Work to be completed: Below are records; write all of them out exactly.
★ ★ ★ ★
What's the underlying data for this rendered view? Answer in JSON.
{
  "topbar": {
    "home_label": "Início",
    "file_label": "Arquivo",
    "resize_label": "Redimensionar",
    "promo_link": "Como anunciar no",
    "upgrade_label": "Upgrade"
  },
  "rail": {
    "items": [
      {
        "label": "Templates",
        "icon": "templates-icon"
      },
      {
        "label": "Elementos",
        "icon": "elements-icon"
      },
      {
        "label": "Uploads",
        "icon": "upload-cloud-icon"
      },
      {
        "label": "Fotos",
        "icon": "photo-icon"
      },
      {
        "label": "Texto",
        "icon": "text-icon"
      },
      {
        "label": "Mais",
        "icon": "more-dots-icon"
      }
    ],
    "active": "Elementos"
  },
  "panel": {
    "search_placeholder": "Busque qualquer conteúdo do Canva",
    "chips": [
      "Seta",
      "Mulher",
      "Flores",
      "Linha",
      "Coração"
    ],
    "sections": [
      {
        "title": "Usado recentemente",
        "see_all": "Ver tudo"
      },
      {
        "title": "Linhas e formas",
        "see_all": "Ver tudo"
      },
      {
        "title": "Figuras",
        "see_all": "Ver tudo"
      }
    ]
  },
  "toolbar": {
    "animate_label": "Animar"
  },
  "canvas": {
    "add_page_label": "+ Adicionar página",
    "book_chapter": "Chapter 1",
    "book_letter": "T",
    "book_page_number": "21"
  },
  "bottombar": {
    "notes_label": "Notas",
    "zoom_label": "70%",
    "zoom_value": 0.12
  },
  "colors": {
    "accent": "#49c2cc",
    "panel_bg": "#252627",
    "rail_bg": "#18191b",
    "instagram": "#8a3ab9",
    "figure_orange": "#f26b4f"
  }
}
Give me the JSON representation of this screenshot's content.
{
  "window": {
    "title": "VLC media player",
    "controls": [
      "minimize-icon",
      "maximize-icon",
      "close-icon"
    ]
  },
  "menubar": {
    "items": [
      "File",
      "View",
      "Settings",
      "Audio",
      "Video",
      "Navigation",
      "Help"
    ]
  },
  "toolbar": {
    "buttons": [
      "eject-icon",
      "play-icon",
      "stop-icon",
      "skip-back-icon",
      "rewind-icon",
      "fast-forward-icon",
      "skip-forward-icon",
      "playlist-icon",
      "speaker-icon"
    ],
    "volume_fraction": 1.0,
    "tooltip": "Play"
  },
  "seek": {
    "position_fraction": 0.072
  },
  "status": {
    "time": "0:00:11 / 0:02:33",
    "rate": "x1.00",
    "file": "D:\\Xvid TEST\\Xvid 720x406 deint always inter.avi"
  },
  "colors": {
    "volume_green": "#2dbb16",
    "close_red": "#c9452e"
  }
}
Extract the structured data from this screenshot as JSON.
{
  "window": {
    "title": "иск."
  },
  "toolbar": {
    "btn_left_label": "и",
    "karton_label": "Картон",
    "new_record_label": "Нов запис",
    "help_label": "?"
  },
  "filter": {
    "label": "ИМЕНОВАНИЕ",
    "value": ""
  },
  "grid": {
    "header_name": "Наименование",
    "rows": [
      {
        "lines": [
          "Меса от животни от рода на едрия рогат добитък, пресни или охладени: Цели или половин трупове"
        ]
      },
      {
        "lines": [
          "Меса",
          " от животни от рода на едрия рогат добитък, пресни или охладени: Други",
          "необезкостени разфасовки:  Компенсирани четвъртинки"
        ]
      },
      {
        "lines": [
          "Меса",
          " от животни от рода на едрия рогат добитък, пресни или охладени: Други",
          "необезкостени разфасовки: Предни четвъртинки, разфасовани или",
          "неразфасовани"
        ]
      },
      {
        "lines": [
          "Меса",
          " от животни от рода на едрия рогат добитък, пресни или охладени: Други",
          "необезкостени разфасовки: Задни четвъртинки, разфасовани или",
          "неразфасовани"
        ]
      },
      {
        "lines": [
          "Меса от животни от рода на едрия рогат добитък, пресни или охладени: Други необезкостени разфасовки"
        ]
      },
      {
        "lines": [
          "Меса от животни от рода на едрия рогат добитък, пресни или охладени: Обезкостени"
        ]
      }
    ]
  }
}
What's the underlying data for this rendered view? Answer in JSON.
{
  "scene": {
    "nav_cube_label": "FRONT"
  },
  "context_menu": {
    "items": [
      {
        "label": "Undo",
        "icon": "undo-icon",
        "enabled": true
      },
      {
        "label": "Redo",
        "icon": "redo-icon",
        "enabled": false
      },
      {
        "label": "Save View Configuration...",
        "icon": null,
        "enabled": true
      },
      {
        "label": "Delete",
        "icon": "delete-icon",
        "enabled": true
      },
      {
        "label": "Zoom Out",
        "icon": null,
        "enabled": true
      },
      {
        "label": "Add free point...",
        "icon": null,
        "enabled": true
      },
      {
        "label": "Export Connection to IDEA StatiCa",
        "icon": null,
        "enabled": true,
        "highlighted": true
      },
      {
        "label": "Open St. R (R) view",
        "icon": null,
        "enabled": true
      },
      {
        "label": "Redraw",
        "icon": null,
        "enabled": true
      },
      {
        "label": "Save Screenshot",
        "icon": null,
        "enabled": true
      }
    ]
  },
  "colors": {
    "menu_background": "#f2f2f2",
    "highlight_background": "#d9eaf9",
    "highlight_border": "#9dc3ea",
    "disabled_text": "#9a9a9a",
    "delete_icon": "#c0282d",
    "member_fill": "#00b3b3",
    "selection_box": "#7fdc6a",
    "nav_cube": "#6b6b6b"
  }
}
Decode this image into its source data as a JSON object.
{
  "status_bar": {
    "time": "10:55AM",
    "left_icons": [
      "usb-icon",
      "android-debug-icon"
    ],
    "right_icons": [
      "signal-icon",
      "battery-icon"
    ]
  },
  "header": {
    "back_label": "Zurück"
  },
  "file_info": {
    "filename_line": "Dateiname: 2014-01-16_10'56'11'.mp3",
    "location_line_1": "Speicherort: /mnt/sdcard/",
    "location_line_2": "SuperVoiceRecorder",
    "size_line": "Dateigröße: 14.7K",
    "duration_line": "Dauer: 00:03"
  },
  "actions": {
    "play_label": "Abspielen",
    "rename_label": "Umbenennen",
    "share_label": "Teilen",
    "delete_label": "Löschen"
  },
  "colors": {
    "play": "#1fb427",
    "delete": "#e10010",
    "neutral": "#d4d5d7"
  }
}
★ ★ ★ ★
Task output:
What's the underlying data for this rendered view? Answer in JSON.
{
  "topbar": {
    "home_label": "Início",
    "file_label": "Arquivo",
    "resize_label": "Redimensionar",
    "promo_link": "Como anunciar no",
    "upgrade_label": "Upgrade"
  },
  "rail": {
    "items": [
      {
        "label": "Templates",
        "icon": "templates-icon"
      },
      {
        "label": "Elementos",
        "icon": "elements-icon"
      },
      {
        "label": "Uploads",
        "icon": "upload-cloud-icon"
      },
      {
        "label": "Fotos",
        "icon": "photo-icon"
      },
      {
        "label": "Texto",
        "icon": "text-icon"
      },
      {
        "label": "Mais",
        "icon": "more-dots-icon"
      }
    ],
    "active": "Elementos"
  },
  "panel": {
    "search_placeholder": "Busque qualquer conteúdo do Canva",
    "chips": [
      "Seta",
      "Mulher",
      "Flores",
      "Linha",
      "Coração"
    ],
    "sections": [
      {
        "title": "Usado recentemente",
        "see_all": "Ver tudo"
      },
      {
        "title": "Linhas e formas",
        "see_all": "Ver tudo"
      },
      {
        "title": "Figuras",
        "see_all": "Ver tudo"
      }
    ]
  },
  "toolbar": {
    "animate_label": "Animar"
  },
  "canvas": {
    "add_page_label": "+ Adicionar página",
    "book_chapter": "Chapter 1",
    "book_letter": "T",
    "book_page_number": "21"
  },
  "bottombar": {
    "notes_label": "Notas",
    "zoom_label": "70%",
    "zoom_value": 0.12
  },
  "colors": {
    "accent": "#49c2cc",
    "panel_bg": "#252627",
    "rail_bg": "#18191b",
    "instagram": "#8a3ab9",
    "figure_orange": "#f26b4f"
  }
}
Give me the JSON representation of this screenshot's content.
{
  "window": {
    "title": "VLC media player",
    "controls": [
      "minimize-icon",
      "maximize-icon",
      "close-icon"
    ]
  },
  "menubar": {
    "items": [
      "File",
      "View",
      "Settings",
      "Audio",
      "Video",
      "Navigation",
      "Help"
    ]
  },
  "toolbar": {
    "buttons": [
      "eject-icon",
      "play-icon",
      "stop-icon",
      "skip-back-icon",
      "rewind-icon",
      "fast-forward-icon",
      "skip-forward-icon",
      "playlist-icon",
      "speaker-icon"
    ],
    "volume_fraction": 1.0,
    "tooltip": "Play"
  },
  "seek": {
    "position_fraction": 0.072
  },
  "status": {
    "time": "0:00:11 / 0:02:33",
    "rate": "x1.00",
    "file": "D:\\Xvid TEST\\Xvid 720x406 deint always inter.avi"
  },
  "colors": {
    "volume_green": "#2dbb16",
    "close_red": "#c9452e"
  }
}
Extract the structured data from this screenshot as JSON.
{
  "window": {
    "title": "иск."
  },
  "toolbar": {
    "btn_left_label": "и",
    "karton_label": "Картон",
    "new_record_label": "Нов запис",
    "help_label": "?"
  },
  "filter": {
    "label": "ИМЕНОВАНИЕ",
    "value": ""
  },
  "grid": {
    "header_name": "Наименование",
    "rows": [
      {
        "lines": [
          "Меса от животни от рода на едрия рогат добитък, пресни или охладени: Цели или половин трупове"
        ]
      },
      {
        "lines": [
          "Меса",
          " от животни от рода на едрия рогат добитък, пресни или охладени: Други",
          "необезкостени разфасовки:  Компенсирани четвъртинки"
        ]
      },
      {
        "lines": [
          "Меса",
          " от животни от рода на едрия рогат добитък, пресни или охладени: Други",
          "необезкостени разфасовки: Предни четвъртинки, разфасовани или",
          "неразфасовани"
        ]
      },
      {
        "lines": [
          "Меса",
          " от животни от рода на едрия рогат добитък, пресни или охладени: Други",
          "необезкостени разфасовки: Задни четвъртинки, разфасовани или",
          "неразфасовани"
        ]
      },
      {
        "lines": [
          "Меса от животни от рода на едрия рогат добитък, пресни или охладени: Други необезкостени разфасовки"
        ]
      },
      {
        "lines": [
          "Меса от животни от рода на едрия рогат добитък, пресни или охладени: Обезкостени"
        ]
      }
    ]
  }
}
What's the underlying data for this rendered view? Answer in JSON.
{
  "scene": {
    "nav_cube_label": "FRONT"
  },
  "context_menu": {
    "items": [
      {
        "label": "Undo",
        "icon": "undo-icon",
        "enabled": true
      },
      {
        "label": "Redo",
        "icon": "redo-icon",
        "enabled": false
      },
      {
        "label": "Save View Configuration...",
        "icon": null,
        "enabled": true
      },
      {
        "label": "Delete",
        "icon": "delete-icon",
        "enabled": true
      },
      {
        "label": "Zoom Out",
        "icon": null,
        "enabled": true
      },
      {
        "label": "Add free point...",
        "icon": null,
        "enabled": true
      },
      {
        "label": "Export Connection to IDEA StatiCa",
        "icon": null,
        "enabled": true,
        "highlighted": true
      },
      {
        "label": "Open St. R (R) view",
        "icon": null,
        "enabled": true
      },
      {
        "label": "Redraw",
        "icon": null,
        "enabled": true
      },
      {
        "label": "Save Screenshot",
        "icon": null,
        "enabled": true
      }
    ]
  },
  "colors": {
    "menu_background": "#f2f2f2",
    "highlight_background": "#d9eaf9",
    "highlight_border": "#9dc3ea",
    "disabled_text": "#9a9a9a",
    "delete_icon": "#c0282d",
    "member_fill": "#00b3b3",
    "selection_box": "#7fdc6a",
    "nav_cube": "#6b6b6b"
  }
}
Decode this image into its source data as a JSON object.
{
  "status_bar": {
    "time": "10:55AM",
    "left_icons": [
      "usb-icon",
      "android-debug-icon"
    ],
    "right_icons": [
      "signal-icon",
      "battery-icon"
    ]
  },
  "header": {
    "back_label": "Zurück"
  },
  "file_info": {
    "filename_line": "Dateiname: 2014-01-16_10'56'11'.mp3",
    "location_line_1": "Speicherort: /mnt/sdcard/",
    "location_line_2": "SuperVoiceRecorder",
    "size_line": "Dateigröße: 14.7K",
    "duration_line": "Dauer: 00:03"
  },
  "actions": {
    "play_label": "Abspielen",
    "rename_label": "Umbenennen",
    "share_label": "Teilen",
    "delete_label": "Löschen"
  },
  "colors": {
    "play": "#1fb427",
    "delete": "#e10010",
    "neutral": "#d4d5d7"
  }
}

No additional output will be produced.